As a whole, three quarters of the territory of the republic is made up of mountains and hilly areas; more or less narrow are the coastal selvedges and the alluvial areas along the major rivers, both assuming the greatest width on the Atlantic side, where the coastline, rather regular, reveals the recent arrangement of the landfill materials in different stages development from section to section (deltations, peninsular overhangs, lagoons and relict lakes).

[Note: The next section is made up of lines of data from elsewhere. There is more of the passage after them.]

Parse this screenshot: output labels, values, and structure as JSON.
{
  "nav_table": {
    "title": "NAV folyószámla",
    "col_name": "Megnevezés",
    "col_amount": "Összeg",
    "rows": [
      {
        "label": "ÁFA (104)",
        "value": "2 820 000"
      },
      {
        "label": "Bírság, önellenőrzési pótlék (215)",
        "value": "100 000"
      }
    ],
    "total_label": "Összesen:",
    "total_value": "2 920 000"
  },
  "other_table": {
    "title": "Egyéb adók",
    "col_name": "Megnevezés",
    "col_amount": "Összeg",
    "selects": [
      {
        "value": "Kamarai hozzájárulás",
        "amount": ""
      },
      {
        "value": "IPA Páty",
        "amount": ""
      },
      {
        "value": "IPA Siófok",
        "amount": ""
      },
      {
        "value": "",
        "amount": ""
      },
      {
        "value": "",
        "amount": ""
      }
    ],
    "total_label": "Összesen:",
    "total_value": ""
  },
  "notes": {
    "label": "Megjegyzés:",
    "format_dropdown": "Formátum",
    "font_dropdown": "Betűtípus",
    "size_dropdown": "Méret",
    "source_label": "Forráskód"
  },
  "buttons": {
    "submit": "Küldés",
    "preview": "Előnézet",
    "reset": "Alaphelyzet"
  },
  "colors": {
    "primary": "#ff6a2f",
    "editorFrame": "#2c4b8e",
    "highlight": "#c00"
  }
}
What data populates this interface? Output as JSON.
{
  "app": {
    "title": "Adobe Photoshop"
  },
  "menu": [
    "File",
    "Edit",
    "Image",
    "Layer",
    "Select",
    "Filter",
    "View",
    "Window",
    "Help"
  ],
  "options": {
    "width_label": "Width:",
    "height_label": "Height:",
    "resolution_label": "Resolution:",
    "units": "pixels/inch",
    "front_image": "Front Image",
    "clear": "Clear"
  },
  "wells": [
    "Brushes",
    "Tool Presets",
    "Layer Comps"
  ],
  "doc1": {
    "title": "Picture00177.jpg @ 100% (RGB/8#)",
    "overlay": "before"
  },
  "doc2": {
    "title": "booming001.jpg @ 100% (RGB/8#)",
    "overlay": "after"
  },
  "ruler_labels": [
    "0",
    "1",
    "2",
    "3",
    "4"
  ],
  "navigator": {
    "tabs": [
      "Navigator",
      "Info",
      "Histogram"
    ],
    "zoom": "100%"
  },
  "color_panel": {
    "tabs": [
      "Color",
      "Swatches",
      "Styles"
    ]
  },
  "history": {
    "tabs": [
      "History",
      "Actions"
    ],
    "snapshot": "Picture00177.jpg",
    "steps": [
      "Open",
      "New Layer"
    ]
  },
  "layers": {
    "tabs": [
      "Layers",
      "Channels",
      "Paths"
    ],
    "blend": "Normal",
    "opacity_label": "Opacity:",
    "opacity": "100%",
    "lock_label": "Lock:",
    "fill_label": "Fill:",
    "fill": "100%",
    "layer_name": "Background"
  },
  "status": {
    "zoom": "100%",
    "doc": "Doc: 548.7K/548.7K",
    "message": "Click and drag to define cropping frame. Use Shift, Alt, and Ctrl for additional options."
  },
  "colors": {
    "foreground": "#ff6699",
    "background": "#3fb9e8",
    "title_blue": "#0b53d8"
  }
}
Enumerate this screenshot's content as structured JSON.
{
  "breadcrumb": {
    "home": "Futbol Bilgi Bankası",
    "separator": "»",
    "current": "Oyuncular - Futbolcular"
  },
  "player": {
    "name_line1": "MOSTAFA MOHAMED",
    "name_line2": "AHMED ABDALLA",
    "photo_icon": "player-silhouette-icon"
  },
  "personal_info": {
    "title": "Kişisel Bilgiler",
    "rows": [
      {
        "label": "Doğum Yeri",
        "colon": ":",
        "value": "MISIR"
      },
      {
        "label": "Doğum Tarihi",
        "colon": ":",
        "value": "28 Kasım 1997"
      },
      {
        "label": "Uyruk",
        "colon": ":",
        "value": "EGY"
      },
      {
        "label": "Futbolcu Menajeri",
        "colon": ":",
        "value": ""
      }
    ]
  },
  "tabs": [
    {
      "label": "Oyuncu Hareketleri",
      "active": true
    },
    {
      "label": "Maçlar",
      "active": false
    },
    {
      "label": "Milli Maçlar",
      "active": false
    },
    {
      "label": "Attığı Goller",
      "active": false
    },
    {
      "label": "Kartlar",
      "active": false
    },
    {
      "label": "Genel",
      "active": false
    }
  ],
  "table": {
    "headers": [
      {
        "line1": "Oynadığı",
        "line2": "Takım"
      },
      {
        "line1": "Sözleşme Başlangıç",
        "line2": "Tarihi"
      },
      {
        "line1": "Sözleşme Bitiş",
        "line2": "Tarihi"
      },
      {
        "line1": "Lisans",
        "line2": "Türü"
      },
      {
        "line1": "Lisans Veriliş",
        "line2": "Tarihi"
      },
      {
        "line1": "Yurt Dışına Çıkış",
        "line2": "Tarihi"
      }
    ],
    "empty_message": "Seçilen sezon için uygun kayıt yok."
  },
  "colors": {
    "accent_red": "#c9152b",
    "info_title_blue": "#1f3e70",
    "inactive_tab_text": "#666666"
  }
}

According to Localcollegeexplorer, the whole country can be divided into two regions morphologically and anthropologically quite different, assuming as a dividing line the long median depression that runs from the Gulf of Honduras, with NS direction, to the Bay of Fonseca. This depression, which in all probability corresponds to a sinking of tectonic origin, is, like the whole Isthmian region, clearly asymmetrical: while towards the Atlantic the drainage takes place through the long corridor crossed by the Humuya and the Ulúa, a at noon the waters descend rapidly from the watershed area (Rancho Chiquito) to the Gulf of Fonseca in the Río Goascorán valley. The asymmetry is somewhat reduced to E., where the Río Grande (or Choluteca) pushes its springs almost to the center of the town, but, except for this short strip.
More than in the geological conditions, the two large zones differ in the orographic and morphological ones, as the blanket of recent volcanic depositions is widely diffused in both of them, which, in varying degrees and with different power, masks the most ancient formations constituting the backbone of the relief. To the west a triple mountainous alignment finds place on the two sides of Ulúa; the most northerly, which is also the most continuous, runs sharply from the SW. NE., consisting of the Sierras of Grita, Espiritu Santo and Omoa (3133 m.), which find their continuation, beyond the median furrow, in the small crystalline-basaltic archipelago of the Bahía Islands (Utila, Roatán, Guanaja). On the right of the Ulúa, the limestone groups that dominate the upper Sensenti valley (Sierra de Merendón, 2200 m.) are faced, to S., by a series of more rugged reliefs, in which the eruptive cover, which wraps a powerful schistose-crystalline base, is fragmented into clods arranged from NW. to SE.: emerges above all the bulk of Cerro Selaque, which with its 2800 m. it represents the highest peak of the republic. This whole region to the West is characterized by a very rough terrain: the valley furrows that cut into the mountain masses alternate against the wooded background of the high slopes the exuberant richness of a vegetation made even more varied by the intervention of man. To the tobacco fields and to the cafetales that cover the plateaus of Ocotepeque and Copán, contrasts, towards the SE., the expanse of cereal crops at the foot of the Sierra de Opalaca, while in the vicinity of the Atlantic tropical forests, coniferous forests and banana and sugar cane plantations and cocoa spread a thick fringe of green beyond the desolate patches of savannahs. A place in itself, in this area, is to be done in the small karst strip at the center of which is Lake Yojoa (about twenty km long, about eight wide), the largest in the Republic; this territory which, like others more in E., seems suitable above all for breeding and through which now passes the only communication route that links the regions of the N. to the Pacific side.
Much wider, eastern Honduras is however much less known, especially in the lower border area with Nicaragua and on the last wooded slopes that shower the major rivers, where semi-primitive Indian tribes that have been able to find, in the isolation of the country, a sufficient defense against the invasion of the conquerors. In the rest, the region is made up of several bands of uplift, in which granite and shale of the Precambric age emerge, arranged almost parallel to the coast and divided from each other by wide valley corridors (Sierra de Pija, 2450 m.). Large surfaces are covered at the top by magnificent tropical forests and coniferous forests; as you move away from the ocean, however, decreasing humidity, the vegetation tends to become less rich and luxuriant, to the point of taking on aspects reminiscent of those of arid areas. However, the greater part of the country lends itself well to breeding, which in fact finds development in the districts of Juticalpa and Catacamas, while further to the South., along the Nicaraguan border, the relief returns to become harsh and decisive, forming in the M. di Chili, Dipilto and Colón, a serious obstacle to communications between the adjacent Patuca and Segovia valleys. This whole area, and more the one facing the Pacific, is very rich in mineral deposits. (contact metamorphism), especially in correspondence with the elevated group of Mt San Juancito (2280 m.), near Tegucigalpa and in the nearby Sierras of Lepaterique and Yuscarán.